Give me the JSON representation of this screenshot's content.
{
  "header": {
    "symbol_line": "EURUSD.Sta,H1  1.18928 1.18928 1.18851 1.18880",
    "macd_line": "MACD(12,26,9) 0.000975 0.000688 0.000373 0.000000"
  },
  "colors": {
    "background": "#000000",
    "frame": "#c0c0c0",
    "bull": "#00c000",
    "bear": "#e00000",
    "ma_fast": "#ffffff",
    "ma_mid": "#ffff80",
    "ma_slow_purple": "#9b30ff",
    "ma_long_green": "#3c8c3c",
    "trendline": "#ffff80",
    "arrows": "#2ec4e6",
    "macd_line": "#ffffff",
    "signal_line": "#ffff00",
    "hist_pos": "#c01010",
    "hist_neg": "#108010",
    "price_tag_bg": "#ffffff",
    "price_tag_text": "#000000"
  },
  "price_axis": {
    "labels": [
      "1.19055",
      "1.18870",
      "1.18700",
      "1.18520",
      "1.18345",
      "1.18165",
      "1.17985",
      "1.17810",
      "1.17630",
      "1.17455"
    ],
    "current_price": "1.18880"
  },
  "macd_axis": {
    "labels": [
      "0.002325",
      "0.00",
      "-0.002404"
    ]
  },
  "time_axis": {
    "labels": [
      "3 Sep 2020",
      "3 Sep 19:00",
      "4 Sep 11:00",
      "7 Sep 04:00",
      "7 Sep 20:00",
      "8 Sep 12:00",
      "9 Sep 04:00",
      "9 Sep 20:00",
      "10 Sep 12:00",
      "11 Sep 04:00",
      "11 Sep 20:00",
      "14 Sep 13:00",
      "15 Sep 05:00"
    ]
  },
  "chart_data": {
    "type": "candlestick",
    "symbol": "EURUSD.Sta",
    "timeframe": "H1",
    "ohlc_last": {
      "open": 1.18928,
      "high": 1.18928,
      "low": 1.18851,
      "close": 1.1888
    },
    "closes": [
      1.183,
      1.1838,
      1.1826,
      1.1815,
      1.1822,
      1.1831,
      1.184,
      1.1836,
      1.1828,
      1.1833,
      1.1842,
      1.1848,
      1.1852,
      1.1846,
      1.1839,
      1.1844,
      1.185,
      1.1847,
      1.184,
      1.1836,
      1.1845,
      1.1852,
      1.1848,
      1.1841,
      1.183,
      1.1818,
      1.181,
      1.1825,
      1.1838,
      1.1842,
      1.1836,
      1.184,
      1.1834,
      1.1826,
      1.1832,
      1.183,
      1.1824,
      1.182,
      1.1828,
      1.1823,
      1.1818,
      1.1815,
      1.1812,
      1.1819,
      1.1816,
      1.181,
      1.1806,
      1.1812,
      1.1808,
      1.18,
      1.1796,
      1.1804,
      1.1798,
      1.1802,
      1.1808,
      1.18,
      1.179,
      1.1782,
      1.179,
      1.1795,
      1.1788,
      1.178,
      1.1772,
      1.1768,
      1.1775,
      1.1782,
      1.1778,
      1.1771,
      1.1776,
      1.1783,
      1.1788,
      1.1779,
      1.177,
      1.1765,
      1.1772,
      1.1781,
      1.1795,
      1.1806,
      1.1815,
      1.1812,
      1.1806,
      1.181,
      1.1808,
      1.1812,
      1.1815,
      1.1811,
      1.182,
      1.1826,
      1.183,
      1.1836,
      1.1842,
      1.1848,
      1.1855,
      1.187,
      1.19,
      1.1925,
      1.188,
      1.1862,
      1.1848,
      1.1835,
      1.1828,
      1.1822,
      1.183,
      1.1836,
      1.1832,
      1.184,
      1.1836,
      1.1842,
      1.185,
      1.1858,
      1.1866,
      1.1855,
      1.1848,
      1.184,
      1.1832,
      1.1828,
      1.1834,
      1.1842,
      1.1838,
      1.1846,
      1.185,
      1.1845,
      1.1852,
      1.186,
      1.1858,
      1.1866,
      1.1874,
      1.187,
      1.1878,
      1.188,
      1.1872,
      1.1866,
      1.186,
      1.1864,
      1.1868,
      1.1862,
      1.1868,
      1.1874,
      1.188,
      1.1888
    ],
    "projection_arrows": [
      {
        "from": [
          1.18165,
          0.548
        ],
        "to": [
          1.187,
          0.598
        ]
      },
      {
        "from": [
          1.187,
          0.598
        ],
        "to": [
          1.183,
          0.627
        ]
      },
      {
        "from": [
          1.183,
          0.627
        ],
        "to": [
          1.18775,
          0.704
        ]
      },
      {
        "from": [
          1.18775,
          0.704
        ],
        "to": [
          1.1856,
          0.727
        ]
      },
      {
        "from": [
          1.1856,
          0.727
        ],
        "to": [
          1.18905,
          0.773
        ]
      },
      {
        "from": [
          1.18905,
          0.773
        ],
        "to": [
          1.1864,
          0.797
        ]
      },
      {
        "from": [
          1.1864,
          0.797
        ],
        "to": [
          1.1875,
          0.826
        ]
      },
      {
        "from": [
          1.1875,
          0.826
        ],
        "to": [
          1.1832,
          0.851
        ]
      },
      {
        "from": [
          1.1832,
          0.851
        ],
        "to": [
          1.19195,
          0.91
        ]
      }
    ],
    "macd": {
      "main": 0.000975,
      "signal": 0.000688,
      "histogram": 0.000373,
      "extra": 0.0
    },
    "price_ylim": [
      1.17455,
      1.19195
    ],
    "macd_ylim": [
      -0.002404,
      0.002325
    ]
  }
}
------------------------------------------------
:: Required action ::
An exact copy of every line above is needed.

:: Answer section ::
Give me the JSON representation of this screenshot's content.
{
  "header": {
    "symbol_line": "EURUSD.Sta,H1  1.18928 1.18928 1.18851 1.18880",
    "macd_line": "MACD(12,26,9) 0.000975 0.000688 0.000373 0.000000"
  },
  "colors": {
    "background": "#000000",
    "frame": "#c0c0c0",
    "bull": "#00c000",
    "bear": "#e00000",
    "ma_fast": "#ffffff",
    "ma_mid": "#ffff80",
    "ma_slow_purple": "#9b30ff",
    "ma_long_green": "#3c8c3c",
    "trendline": "#ffff80",
    "arrows": "#2ec4e6",
    "macd_line": "#ffffff",
    "signal_line": "#ffff00",
    "hist_pos": "#c01010",
    "hist_neg": "#108010",
    "price_tag_bg": "#ffffff",
    "price_tag_text": "#000000"
  },
  "price_axis": {
    "labels": [
      "1.19055",
      "1.18870",
      "1.18700",
      "1.18520",
      "1.18345",
      "1.18165",
      "1.17985",
      "1.17810",
      "1.17630",
      "1.17455"
    ],
    "current_price": "1.18880"
  },
  "macd_axis": {
    "labels": [
      "0.002325",
      "0.00",
      "-0.002404"
    ]
  },
  "time_axis": {
    "labels": [
      "3 Sep 2020",
      "3 Sep 19:00",
      "4 Sep 11:00",
      "7 Sep 04:00",
      "7 Sep 20:00",
      "8 Sep 12:00",
      "9 Sep 04:00",
      "9 Sep 20:00",
      "10 Sep 12:00",
      "11 Sep 04:00",
      "11 Sep 20:00",
      "14 Sep 13:00",
      "15 Sep 05:00"
    ]
  },
  "chart_data": {
    "type": "candlestick",
    "symbol": "EURUSD.Sta",
    "timeframe": "H1",
    "ohlc_last": {
      "open": 1.18928,
      "high": 1.18928,
      "low": 1.18851,
      "close": 1.1888
    },
    "closes": [
      1.183,
      1.1838,
      1.1826,
      1.1815,
      1.1822,
      1.1831,
      1.184,
      1.1836,
      1.1828,
      1.1833,
      1.1842,
      1.1848,
      1.1852,
      1.1846,
      1.1839,
      1.1844,
      1.185,
      1.1847,
      1.184,
      1.1836,
      1.1845,
      1.1852,
      1.1848,
      1.1841,
      1.183,
      1.1818,
      1.181,
      1.1825,
      1.1838,
      1.1842,
      1.1836,
      1.184,
      1.1834,
      1.1826,
      1.1832,
      1.183,
      1.1824,
      1.182,
      1.1828,
      1.1823,
      1.1818,
      1.1815,
      1.1812,
      1.1819,
      1.1816,
      1.181,
      1.1806,
      1.1812,
      1.1808,
      1.18,
      1.1796,
      1.1804,
      1.1798,
      1.1802,
      1.1808,
      1.18,
      1.179,
      1.1782,
      1.179,
      1.1795,
      1.1788,
      1.178,
      1.1772,
      1.1768,
      1.1775,
      1.1782,
      1.1778,
      1.1771,
      1.1776,
      1.1783,
      1.1788,
      1.1779,
      1.177,
      1.1765,
      1.1772,
      1.1781,
      1.1795,
      1.1806,
      1.1815,
      1.1812,
      1.1806,
      1.181,
      1.1808,
      1.1812,
      1.1815,
      1.1811,
      1.182,
      1.1826,
      1.183,
      1.1836,
      1.1842,
      1.1848,
      1.1855,
      1.187,
      1.19,
      1.1925,
      1.188,
      1.1862,
      1.1848,
      1.1835,
      1.1828,
      1.1822,
      1.183,
      1.1836,
      1.1832,
      1.184,
      1.1836,
      1.1842,
      1.185,
      1.1858,
      1.1866,
      1.1855,
      1.1848,
      1.184,
      1.1832,
      1.1828,
      1.1834,
      1.1842,
      1.1838,
      1.1846,
      1.185,
      1.1845,
      1.1852,
      1.186,
      1.1858,
      1.1866,
      1.1874,
      1.187,
      1.1878,
      1.188,
      1.1872,
      1.1866,
      1.186,
      1.1864,
      1.1868,
      1.1862,
      1.1868,
      1.1874,
      1.188,
      1.1888
    ],
    "projection_arrows": [
      {
        "from": [
          1.18165,
          0.548
        ],
        "to": [
          1.187,
          0.598
        ]
      },
      {
        "from": [
          1.187,
          0.598
        ],
        "to": [
          1.183,
          0.627
        ]
      },
      {
        "from": [
          1.183,
          0.627
        ],
        "to": [
          1.18775,
          0.704
        ]
      },
      {
        "from": [
          1.18775,
          0.704
        ],
        "to": [
          1.1856,
          0.727
        ]
      },
      {
        "from": [
          1.1856,
          0.727
        ],
        "to": [
          1.18905,
          0.773
        ]
      },
      {
        "from": [
          1.18905,
          0.773
        ],
        "to": [
          1.1864,
          0.797
        ]
      },
      {
        "from": [
          1.1864,
          0.797
        ],
        "to": [
          1.1875,
          0.826
        ]
      },
      {
        "from": [
          1.1875,
          0.826
        ],
        "to": [
          1.1832,
          0.851
        ]
      },
      {
        "from": [
          1.1832,
          0.851
        ],
        "to": [
          1.19195,
          0.91
        ]
      }
    ],
    "macd": {
      "main": 0.000975,
      "signal": 0.000688,
      "histogram": 0.000373,
      "extra": 0.0
    },
    "price_ylim": [
      1.17455,
      1.19195
    ],
    "macd_ylim": [
      -0.002404,
      0.002325
    ]
  }
}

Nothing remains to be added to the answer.